Monday, October 24, 2011

Joel Brown back with new Libertyport mystery

In downtown Libertyport the other day. You know, that achingly familiar, desperately quaint and picturesque and oh-so-hip New England seaside community? Ran into Joel Brown, the Boston Globe scribbler sidelining, these days, as a crime novelist. He was hanging in Foley’s, the iconic newsstand/coffee shop with the red and green neon sign and the old-time soda fountain, the funky rival the evil corporate bean-roasters just a couple doors down the street. Near, um, the Thirsty Lobster, that "defiant anomaly among the art galleries and boutiques?" Just across the street from the gently curving red-brick blocks of Dock Square, a mixed-use landscape of stores and restaurants on the ground floor and offices or apartments above, with awnings, signs and flower boxes adding color and variety, a public space that “just worked in a way that was hard to explain, like Fenway Park,” as the Port resident writes in "Mermaid Blues," his latest Libertyport mystery. But it doesn't work that well for Joey Durst, the hard-partying, not-so-hard-working son of a local fisherman, who turns up sleeping with the fishes in one of those surprisingly seedy walk-ups above the Whale — I mean, the Lobster.
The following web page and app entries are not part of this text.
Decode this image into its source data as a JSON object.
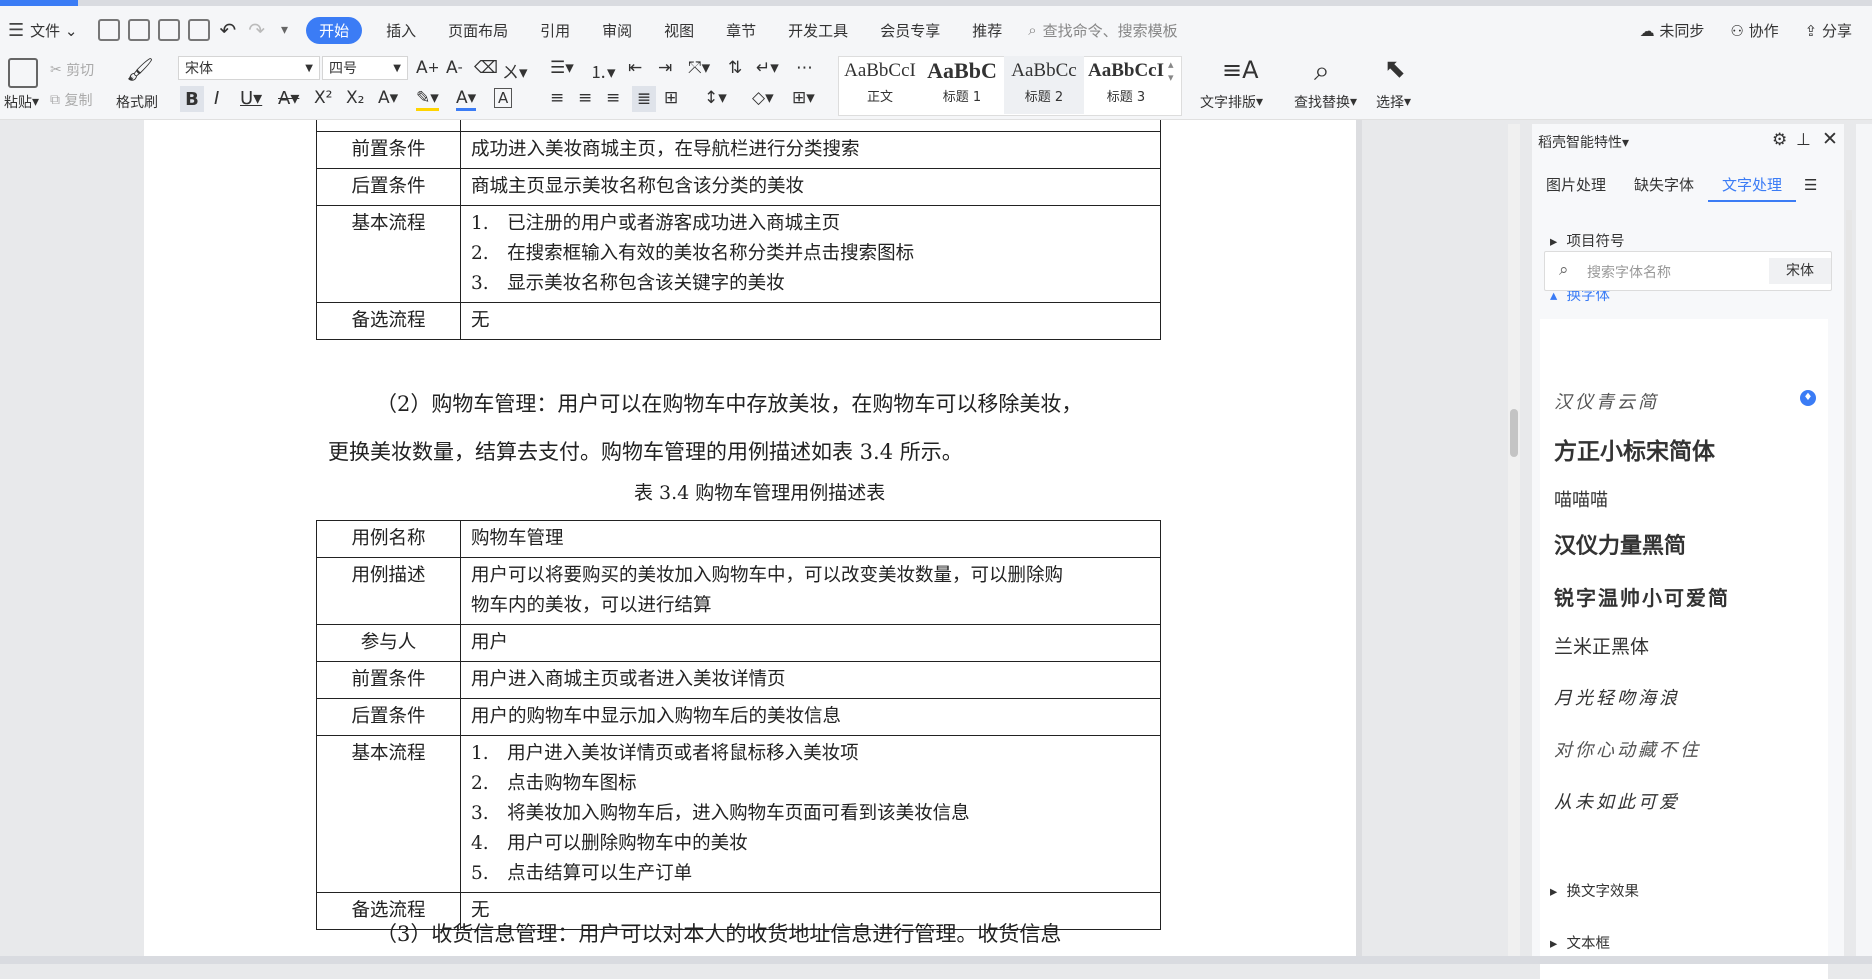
{
  "menu": {
    "file": "文件",
    "tabs": [
      "开始",
      "插入",
      "页面布局",
      "引用",
      "审阅",
      "视图",
      "章节",
      "开发工具",
      "会员专享",
      "推荐"
    ],
    "active_tab": "开始",
    "search_placeholder": "查找命令、搜索模板",
    "sync": "未同步",
    "collab": "协作",
    "share": "分享"
  },
  "ribbon": {
    "paste": "粘贴",
    "cut": "剪切",
    "copy": "复制",
    "format_painter": "格式刷",
    "font_name": "宋体",
    "font_size": "四号",
    "styles": [
      {
        "preview": "AaBbCcI",
        "label": "正文"
      },
      {
        "preview": "AaBbC",
        "label": "标题 1"
      },
      {
        "preview": "AaBbCc",
        "label": "标题 2"
      },
      {
        "preview": "AaBbCcI",
        "label": "标题 3"
      }
    ],
    "text_layout": "文字排版",
    "find_replace": "查找替换",
    "select": "选择"
  },
  "doc": {
    "table1": [
      {
        "k": "前置条件",
        "v": [
          "成功进入美妆商城主页，在导航栏进行分类搜索"
        ]
      },
      {
        "k": "后置条件",
        "v": [
          "商城主页显示美妆名称包含该分类的美妆"
        ]
      },
      {
        "k": "基本流程",
        "v": [
          "1. 已注册的用户或者游客成功进入商城主页",
          "2. 在搜索框输入有效的美妆名称分类并点击搜索图标",
          "3. 显示美妆名称包含该关键字的美妆"
        ]
      },
      {
        "k": "备选流程",
        "v": [
          "无"
        ]
      }
    ],
    "para1_line1": "（2）购物车管理：用户可以在购物车中存放美妆，在购物车可以移除美妆，",
    "para1_line2": "更换美妆数量，结算去支付。购物车管理的用例描述如表 3.4 所示。",
    "caption": "表 3.4  购物车管理用例描述表",
    "table2": [
      {
        "k": "用例名称",
        "v": [
          "购物车管理"
        ]
      },
      {
        "k": "用例描述",
        "v": [
          "用户可以将要购买的美妆加入购物车中，可以改变美妆数量，可以删除购",
          "物车内的美妆，可以进行结算"
        ]
      },
      {
        "k": "参与人",
        "v": [
          "用户"
        ]
      },
      {
        "k": "前置条件",
        "v": [
          "用户进入商城主页或者进入美妆详情页"
        ]
      },
      {
        "k": "后置条件",
        "v": [
          "用户的购物车中显示加入购物车后的美妆信息"
        ]
      },
      {
        "k": "基本流程",
        "v": [
          "1. 用户进入美妆详情页或者将鼠标移入美妆项",
          "2. 点击购物车图标",
          "3. 将美妆加入购物车后，进入购物车页面可看到该美妆信息",
          "4. 用户可以删除购物车中的美妆",
          "5. 点击结算可以生产订单"
        ]
      },
      {
        "k": "备选流程",
        "v": [
          "无"
        ]
      }
    ],
    "para2_line1": "（3）收货信息管理：用户可以对本人的收货地址信息进行管理。收货信息"
  },
  "panel": {
    "title": "稻壳智能特性",
    "tabs": [
      "图片处理",
      "缺失字体",
      "文字处理"
    ],
    "active_tab": "文字处理",
    "sections": {
      "bullets": "项目符号",
      "change_font": "换字体",
      "text_effect": "换文字效果",
      "textbox": "文本框"
    },
    "font_search_placeholder": "搜索字体名称",
    "current_font": "宋体",
    "fonts": [
      "汉仪青云简",
      "方正小标宋简体",
      "喵喵喵",
      "汉仪力量黑简",
      "锐字温帅小可爱简",
      "兰米正黑体",
      "月光轻吻海浪",
      "对你心动藏不住",
      "从未如此可爱"
    ]
  }
}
Friday, October 7, 2011

Big news Brewing for Amesbury rockers

Wow, they've been sitting on this for months now, not saying a word, despite endless badgering from reporter-types, and unauthorized posters offering more than they could deliver, but they promised it would be the most ambitious project they've ever been involved in, but something they just couldn't talk about, even though you could tell they were dying to spill it — and it turns out that they were telling the truth: Next month, the Brew will release "A Garden in the Snow," the first title of a three-disc, 30-plus song collection called  "Triptych. The other two albums — "Light From Below" and "Hard Enough To Break" — will officially drop in December.  The albums will be released in separate shows in three venues in two states.  Word is that "Triptych" is composed of three interlocking sets of songs that compress the many influences and experiences of the Amesbury-based quartet, which has been gigging and writing together since forming nearly a decade ago in Amesbury. "A Garden in the Snow" is an impressionistic, indie-rock album that explores the possibilities of song craft without restrictions.   "Light From Below"  is the heavier-hitting release of the project, reflecting the band's commitment to live, improvisational rock — and includes a blistering cover of  Led  Zeppelin's "Going to California," paying homage to Zep while making the song their own.  "Hard Enough to Break," the third album, showcases the band's  obsession with the golden age of FM radio, paying tribute to the pop form with tight arrangements that pay tribute to pop form, while maintaining the band’s passion for going all in. All of "Triptych" features The Brew’s notable use of three- and four-part vocal harmonies, situational lyrics and fat-ass hooks. The albums will be released on the band’s Riverwood Records label. All three albums are available on the band's web, as is a detailed tour schedule, but here's are the bare-knuckle facts, down and dirty: "A Garden in the Snow" comes out Nov. 4  at The Brighton Music Hall, which, despite its name, is in Allston. "Light From Below" will be released on Dec. 9th at Port City Music Hall in Portland, Maine. "Hard Enough to Break" will have a local release on Dec. 17, when the band turns up at the at the Blue Ocean Music Hall in Salisbury.

Tuesday, October 4, 2011

The storied career of AJ Mungo

You can call him AJ, you can call him Andrew ...
Call him AJ. Not a lot of people do these days, at least not in our little city where he a local celebrity — famous, you could say — where everybody knows him by his given name. The nickname goes back, way back, to the days  when he was a young punk and promising juvenile delinquent growing up on the wrong side of the river, back to his father, who people also called AJ, although the initials meant something else.  The father was Andrew Joseph, the son was  Andrew John. That became an issue at his christening, when the parish priest insisted that, to avoid a lifetime of confusion Andrew John have "Jr." tacked on to his name, which is why the name on the box of "Thanks for Listening, a Memoir" says, "a film by AJ Mungo and" — talk about a name — "Amie Spiridigliozzi-Keefe" instead of "Andrew J. Mungo Jr." It's also one of the stories Mungo tells in the film, which gets a proper big screen premiere this week at the Screening Room, the city's hip, alternative cinema, which he owns, and which, after three decades in fashionable, trendy Blueberry Port, has propelled him to superstar status or, at least, relative fame, but only within the city limits. He still has to pay cash in Strawberry Port, and in Raspberry Port he has to show a photo ID. The movie, the film-maker and -shower says, tongue squarely in cheek, is his bid to bust the fame game open — beyond the Merrimack, even. And, at the same time, goose his rep here, in the most delicious of the Ports, because fame can be fleeting, and while most folks may know who he is, this guy behind the camera, or the popcorn machine, or, depending on the day, the ticket booth, what do we actually know about him? And, while we're talking about him, what's the deal with his freakishly large head?